DETROIT — The traditional Belle Isle attrition started before the green flag on the final day of the Chevrolet Detroit Grand Prix.
Mark Reuss, General Motors executive vice president of global product development, purchasing and supply chain, was piloting the Chevrolet Corvette ZR1 pace car through the 2.35-mile Belle Isle Park circuit when he lost control of the machine, careening into the left-side wall and forcing heavy damage to the car.
— Champweb (@champwebdotnet) June 3, 2018
Reuss was accompanied by an INDYCAR Official in the car. The passenger side airbag deployed in the incident, but both driver and passenger emerged from the wreck without serious history. Reuss was checked and released from the infield care center after the crash.
— George Sipple (@GeorgeSipple) June 3, 2018

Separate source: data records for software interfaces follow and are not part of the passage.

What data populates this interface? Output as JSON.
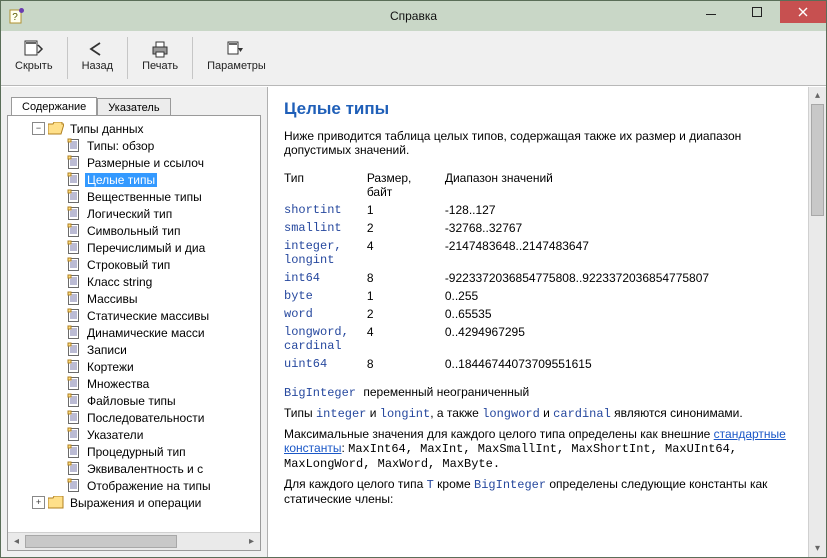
{
  "window": {
    "title": "Справка"
  },
  "toolbar": {
    "hide": "Скрыть",
    "back": "Назад",
    "print": "Печать",
    "options": "Параметры"
  },
  "tabs": {
    "contents": "Содержание",
    "index": "Указатель"
  },
  "tree": {
    "root": "Типы данных",
    "items": [
      "Типы: обзор",
      "Размерные и ссылоч",
      "Целые типы",
      "Вещественные типы",
      "Логический тип",
      "Символьный тип",
      "Перечислимый и диа",
      "Строковый тип",
      "Класс string",
      "Массивы",
      "Статические массивы",
      "Динамические масси",
      "Записи",
      "Кортежи",
      "Множества",
      "Файловые типы",
      "Последовательности",
      "Указатели",
      "Процедурный тип",
      "Эквивалентность и с",
      "Отображение на типы"
    ],
    "selectedIndex": 2,
    "root2": "Выражения и операции"
  },
  "doc": {
    "title": "Целые типы",
    "intro": "Ниже приводится таблица целых типов, содержащая также их размер и диапазон допустимых значений.",
    "th_type": "Тип",
    "th_size": "Размер, байт",
    "th_range": "Диапазон значений",
    "rows": [
      {
        "type": "shortint",
        "size": "1",
        "range": "-128..127"
      },
      {
        "type": "smallint",
        "size": "2",
        "range": "-32768..32767"
      },
      {
        "type": "integer, longint",
        "size": "4",
        "range": "-2147483648..2147483647"
      },
      {
        "type": "int64",
        "size": "8",
        "range": "-9223372036854775808..9223372036854775807"
      },
      {
        "type": "byte",
        "size": "1",
        "range": "0..255"
      },
      {
        "type": "word",
        "size": "2",
        "range": "0..65535"
      },
      {
        "type": "longword, cardinal",
        "size": "4",
        "range": "0..4294967295"
      },
      {
        "type": "uint64",
        "size": "8",
        "range": "0..18446744073709551615"
      }
    ],
    "bigint_type": "BigInteger",
    "bigint_note": "переменный неограниченный",
    "synonyms_1": "Типы ",
    "synonyms_t1": "integer",
    "synonyms_and1": " и ",
    "synonyms_t2": "longint",
    "synonyms_mid": ", а также ",
    "synonyms_t3": "longword",
    "synonyms_and2": " и ",
    "synonyms_t4": "cardinal",
    "synonyms_end": " являются синонимами.",
    "max_intro": "Максимальные значения для каждого целого типа определены как внешние ",
    "max_link": "стандартные константы",
    "max_after": ": ",
    "max_consts": "MaxInt64, MaxInt, MaxSmallInt, MaxShortInt, MaxUInt64, MaxLongWord, MaxWord, MaxByte.",
    "per_type_1": "Для каждого целого типа ",
    "per_type_T": "T",
    "per_type_2": " кроме ",
    "per_type_big": "BigInteger",
    "per_type_3": " определены следующие константы как статические члены:"
  }
}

The shunt forced a delay to the planned start of the 70-lap race, with the Verizon IndyCar Series cars returning to the pit lane and subsequently re-firing. A backup pace car, driven by Indianapolis 500 participant Oriol Servia, was deployed for the remainder of the event.
Cars were re-fired at 4:18 p.m. ET, with the race going green five minutes later at 4:23 p.m. ET.

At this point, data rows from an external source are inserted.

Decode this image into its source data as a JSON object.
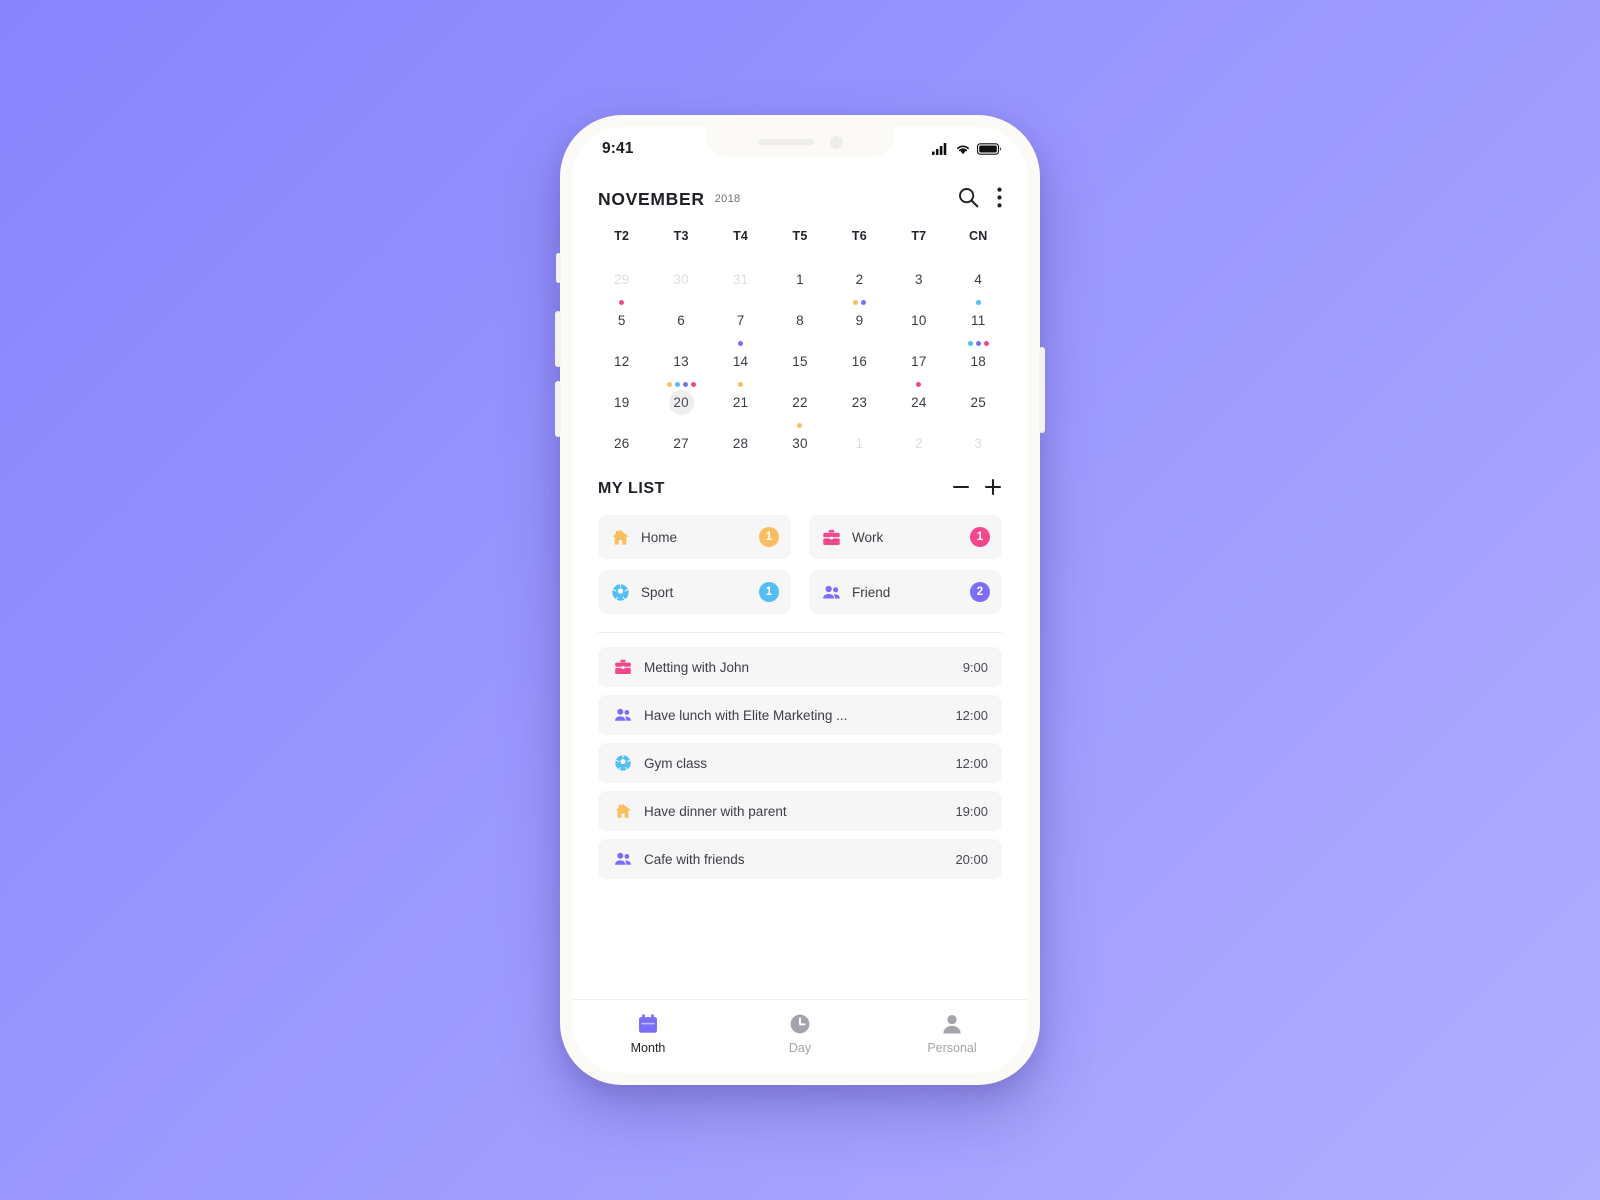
{
  "background": {
    "from": "#8784fd",
    "to": "#b0aeff"
  },
  "status_bar": {
    "time": "9:41",
    "icons": [
      "signal-icon",
      "wifi-icon",
      "battery-icon"
    ]
  },
  "calendar": {
    "month": "NOVEMBER",
    "year": "2018",
    "search_icon": "search-icon",
    "more_icon": "more-vertical-icon",
    "weekdays": [
      "T2",
      "T3",
      "T4",
      "T5",
      "T6",
      "T7",
      "CN"
    ],
    "selected_day": "20",
    "dot_colors": {
      "home": "#fbbe5e",
      "work": "#f6478d",
      "sport": "#53bdf5",
      "friend": "#7c6df6"
    },
    "days": [
      {
        "label": "29",
        "muted": true,
        "selected": false,
        "dots": []
      },
      {
        "label": "30",
        "muted": true,
        "selected": false,
        "dots": []
      },
      {
        "label": "31",
        "muted": true,
        "selected": false,
        "dots": []
      },
      {
        "label": "1",
        "muted": false,
        "selected": false,
        "dots": []
      },
      {
        "label": "2",
        "muted": false,
        "selected": false,
        "dots": []
      },
      {
        "label": "3",
        "muted": false,
        "selected": false,
        "dots": []
      },
      {
        "label": "4",
        "muted": false,
        "selected": false,
        "dots": []
      },
      {
        "label": "5",
        "muted": false,
        "selected": false,
        "dots": [
          "#f6478d"
        ]
      },
      {
        "label": "6",
        "muted": false,
        "selected": false,
        "dots": []
      },
      {
        "label": "7",
        "muted": false,
        "selected": false,
        "dots": []
      },
      {
        "label": "8",
        "muted": false,
        "selected": false,
        "dots": []
      },
      {
        "label": "9",
        "muted": false,
        "selected": false,
        "dots": [
          "#fbbe5e",
          "#7c6df6"
        ]
      },
      {
        "label": "10",
        "muted": false,
        "selected": false,
        "dots": []
      },
      {
        "label": "11",
        "muted": false,
        "selected": false,
        "dots": [
          "#53bdf5"
        ]
      },
      {
        "label": "12",
        "muted": false,
        "selected": false,
        "dots": []
      },
      {
        "label": "13",
        "muted": false,
        "selected": false,
        "dots": []
      },
      {
        "label": "14",
        "muted": false,
        "selected": false,
        "dots": [
          "#7c6df6"
        ]
      },
      {
        "label": "15",
        "muted": false,
        "selected": false,
        "dots": []
      },
      {
        "label": "16",
        "muted": false,
        "selected": false,
        "dots": []
      },
      {
        "label": "17",
        "muted": false,
        "selected": false,
        "dots": []
      },
      {
        "label": "18",
        "muted": false,
        "selected": false,
        "dots": [
          "#53bdf5",
          "#7c6df6",
          "#f6478d"
        ]
      },
      {
        "label": "19",
        "muted": false,
        "selected": false,
        "dots": []
      },
      {
        "label": "20",
        "muted": false,
        "selected": true,
        "dots": [
          "#fbbe5e",
          "#53bdf5",
          "#7c6df6",
          "#f6478d"
        ]
      },
      {
        "label": "21",
        "muted": false,
        "selected": false,
        "dots": [
          "#fbbe5e"
        ]
      },
      {
        "label": "22",
        "muted": false,
        "selected": false,
        "dots": []
      },
      {
        "label": "23",
        "muted": false,
        "selected": false,
        "dots": []
      },
      {
        "label": "24",
        "muted": false,
        "selected": false,
        "dots": [
          "#f6478d"
        ]
      },
      {
        "label": "25",
        "muted": false,
        "selected": false,
        "dots": []
      },
      {
        "label": "26",
        "muted": false,
        "selected": false,
        "dots": []
      },
      {
        "label": "27",
        "muted": false,
        "selected": false,
        "dots": []
      },
      {
        "label": "28",
        "muted": false,
        "selected": false,
        "dots": []
      },
      {
        "label": "30",
        "muted": false,
        "selected": false,
        "dots": [
          "#fbbe5e"
        ]
      },
      {
        "label": "1",
        "muted": true,
        "selected": false,
        "dots": []
      },
      {
        "label": "2",
        "muted": true,
        "selected": false,
        "dots": []
      },
      {
        "label": "3",
        "muted": true,
        "selected": false,
        "dots": []
      }
    ]
  },
  "mylist": {
    "title": "MY LIST",
    "minus_label": "−",
    "plus_label": "+",
    "categories": [
      {
        "label": "Home",
        "count": "1",
        "color": "#fbbe5e",
        "icon": "home-icon"
      },
      {
        "label": "Work",
        "count": "1",
        "color": "#f6478d",
        "icon": "briefcase-icon"
      },
      {
        "label": "Sport",
        "count": "1",
        "color": "#53bdf5",
        "icon": "soccer-ball-icon"
      },
      {
        "label": "Friend",
        "count": "2",
        "color": "#7c6df6",
        "icon": "people-icon"
      }
    ]
  },
  "events": [
    {
      "title": "Metting with John",
      "time": "9:00",
      "color": "#f6478d",
      "icon": "briefcase-icon"
    },
    {
      "title": "Have lunch with Elite Marketing ...",
      "time": "12:00",
      "color": "#7c6df6",
      "icon": "people-icon"
    },
    {
      "title": "Gym class",
      "time": "12:00",
      "color": "#53bdf5",
      "icon": "soccer-ball-icon"
    },
    {
      "title": "Have dinner with parent",
      "time": "19:00",
      "color": "#fbbe5e",
      "icon": "home-icon"
    },
    {
      "title": "Cafe with friends",
      "time": "20:00",
      "color": "#7c6df6",
      "icon": "people-icon"
    }
  ],
  "bottom_nav": {
    "items": [
      {
        "label": "Month",
        "icon": "calendar-icon",
        "active": true,
        "color": "#7c6df6"
      },
      {
        "label": "Day",
        "icon": "clock-icon",
        "active": false,
        "color": "#a3a3a9"
      },
      {
        "label": "Personal",
        "icon": "person-icon",
        "active": false,
        "color": "#a3a3a9"
      }
    ]
  }
}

While such moments are rare, Reuss is far from the first to crash a pace car before or during an IndyCar race.
Local Dodge dealer Eldon Palmer infamously crashed a Dodge Challenger pace car into a photography stand while heading to the pit lane at the start of the 1971 Indianapolis 500. The incident led to 29 injured people, with two seriously injured.

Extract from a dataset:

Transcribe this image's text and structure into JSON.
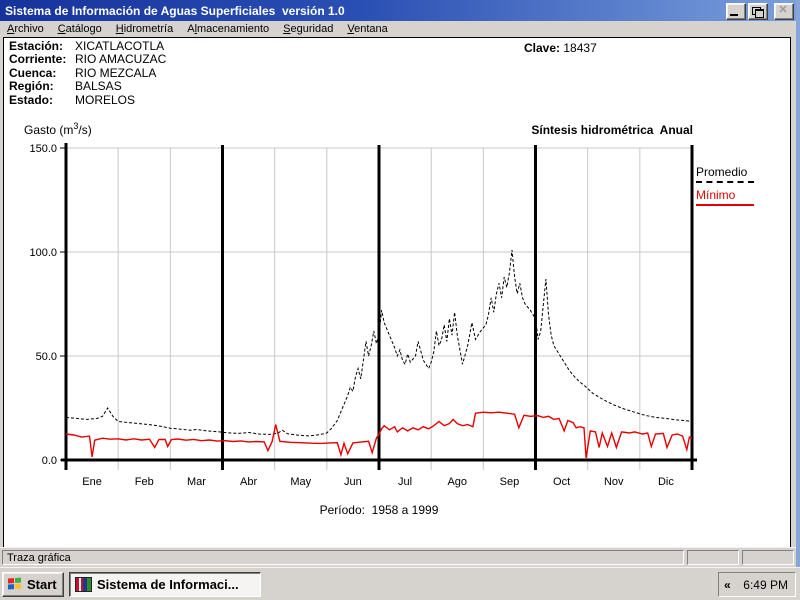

A pace car ended up in the tire barrier at Long Beach in 1991 after a crash involving Michael Andretti and Emerson Fittipaldi, and Johnny Rutherford was involved in a pace car crash at Texas Motor Speedway in 1999 when he collided with the indy car of Donnie Beechler while trying to catch up to the leader after a crash involving Tyce Carlson.